The dealers' trade group, the National Auto Dealers Association, or NADA, argues that the purpose of the bill is to prevent another Wall Street-led collapse of the economy, and because dealerships didn't play a role in the financial crisis, they shouldn't be included. And that dealerships are already regulated enough by the FTC and the Federal Reserve Board, thank you.
On the other side of the fight is an even more unlikely opponent: the military. They're angry about how dealers have treated military personnel in the past, arguing that predatory lending by car dealers has "hurt military readiness." The military want strict oversight in the new financial regulations and are lobbying senators hard to prevent an exemption for dealers (sponsored by Kansas Sen. Sam Brownback) from making it into the final bill. Brownback's bill would exempt new-car dealers but would still regulate sketchy "buy-here, pay-here" dealers and financial institutions that actually make car loans.

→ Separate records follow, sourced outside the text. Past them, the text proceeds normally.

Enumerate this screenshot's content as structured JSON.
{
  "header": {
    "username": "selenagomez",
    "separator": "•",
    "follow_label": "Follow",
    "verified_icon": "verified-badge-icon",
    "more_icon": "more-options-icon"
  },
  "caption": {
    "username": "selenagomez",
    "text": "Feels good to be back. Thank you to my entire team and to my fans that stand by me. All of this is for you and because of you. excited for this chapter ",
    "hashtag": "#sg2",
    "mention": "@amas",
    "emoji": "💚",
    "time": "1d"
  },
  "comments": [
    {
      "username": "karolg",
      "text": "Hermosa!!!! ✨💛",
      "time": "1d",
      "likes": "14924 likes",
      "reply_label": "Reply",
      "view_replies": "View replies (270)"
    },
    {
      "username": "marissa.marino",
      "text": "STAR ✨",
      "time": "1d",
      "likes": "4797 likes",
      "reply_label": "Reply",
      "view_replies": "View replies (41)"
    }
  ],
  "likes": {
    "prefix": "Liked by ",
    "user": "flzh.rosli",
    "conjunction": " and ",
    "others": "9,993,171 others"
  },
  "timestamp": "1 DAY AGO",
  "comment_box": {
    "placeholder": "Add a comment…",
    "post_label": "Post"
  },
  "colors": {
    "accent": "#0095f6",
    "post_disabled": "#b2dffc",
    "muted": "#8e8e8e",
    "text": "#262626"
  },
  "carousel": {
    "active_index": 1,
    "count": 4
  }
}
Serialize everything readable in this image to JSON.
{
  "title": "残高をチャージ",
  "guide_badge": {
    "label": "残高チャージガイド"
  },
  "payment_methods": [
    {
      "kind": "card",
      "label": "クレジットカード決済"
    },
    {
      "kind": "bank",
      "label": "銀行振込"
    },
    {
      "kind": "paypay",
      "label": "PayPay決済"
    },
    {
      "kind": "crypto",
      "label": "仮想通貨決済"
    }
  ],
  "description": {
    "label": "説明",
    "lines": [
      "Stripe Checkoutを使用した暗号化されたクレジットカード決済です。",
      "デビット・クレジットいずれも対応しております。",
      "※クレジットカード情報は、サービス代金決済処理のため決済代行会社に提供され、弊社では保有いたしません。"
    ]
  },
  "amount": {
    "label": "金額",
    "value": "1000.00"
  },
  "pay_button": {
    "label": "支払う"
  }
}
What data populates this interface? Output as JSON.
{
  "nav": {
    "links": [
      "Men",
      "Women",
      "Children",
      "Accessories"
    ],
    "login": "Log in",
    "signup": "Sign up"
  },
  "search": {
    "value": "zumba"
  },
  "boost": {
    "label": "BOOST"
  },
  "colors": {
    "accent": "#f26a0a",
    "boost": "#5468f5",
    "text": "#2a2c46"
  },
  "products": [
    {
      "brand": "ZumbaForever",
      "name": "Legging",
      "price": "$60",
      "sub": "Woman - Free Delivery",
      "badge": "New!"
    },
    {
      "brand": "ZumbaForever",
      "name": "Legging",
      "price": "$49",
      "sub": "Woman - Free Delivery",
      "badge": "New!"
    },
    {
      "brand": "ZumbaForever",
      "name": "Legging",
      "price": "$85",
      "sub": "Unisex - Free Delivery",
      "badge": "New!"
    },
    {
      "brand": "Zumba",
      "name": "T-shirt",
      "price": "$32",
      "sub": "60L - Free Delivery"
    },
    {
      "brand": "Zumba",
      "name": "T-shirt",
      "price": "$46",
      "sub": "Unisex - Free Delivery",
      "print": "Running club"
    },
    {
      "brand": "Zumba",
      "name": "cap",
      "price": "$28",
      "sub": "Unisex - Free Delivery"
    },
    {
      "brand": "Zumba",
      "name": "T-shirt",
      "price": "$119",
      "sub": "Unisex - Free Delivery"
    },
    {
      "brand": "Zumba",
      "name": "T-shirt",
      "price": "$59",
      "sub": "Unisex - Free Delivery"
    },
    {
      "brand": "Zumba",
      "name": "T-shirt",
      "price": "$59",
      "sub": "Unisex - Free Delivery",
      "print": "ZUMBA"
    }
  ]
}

I'm torn on this one. The finance and insurance room, or F&I room, can be a scary, high-pressure place sometimes, and the potential for predatory lending there is every bit as high as in a mortgage broker's office. On the other hand, it may be enough to have the CFPA oversee the institutions offering the loan products dealers can sign you up for, sort of like the FDA regulating the production of your Doritos, but not the convenience store that sells them.
What do you think?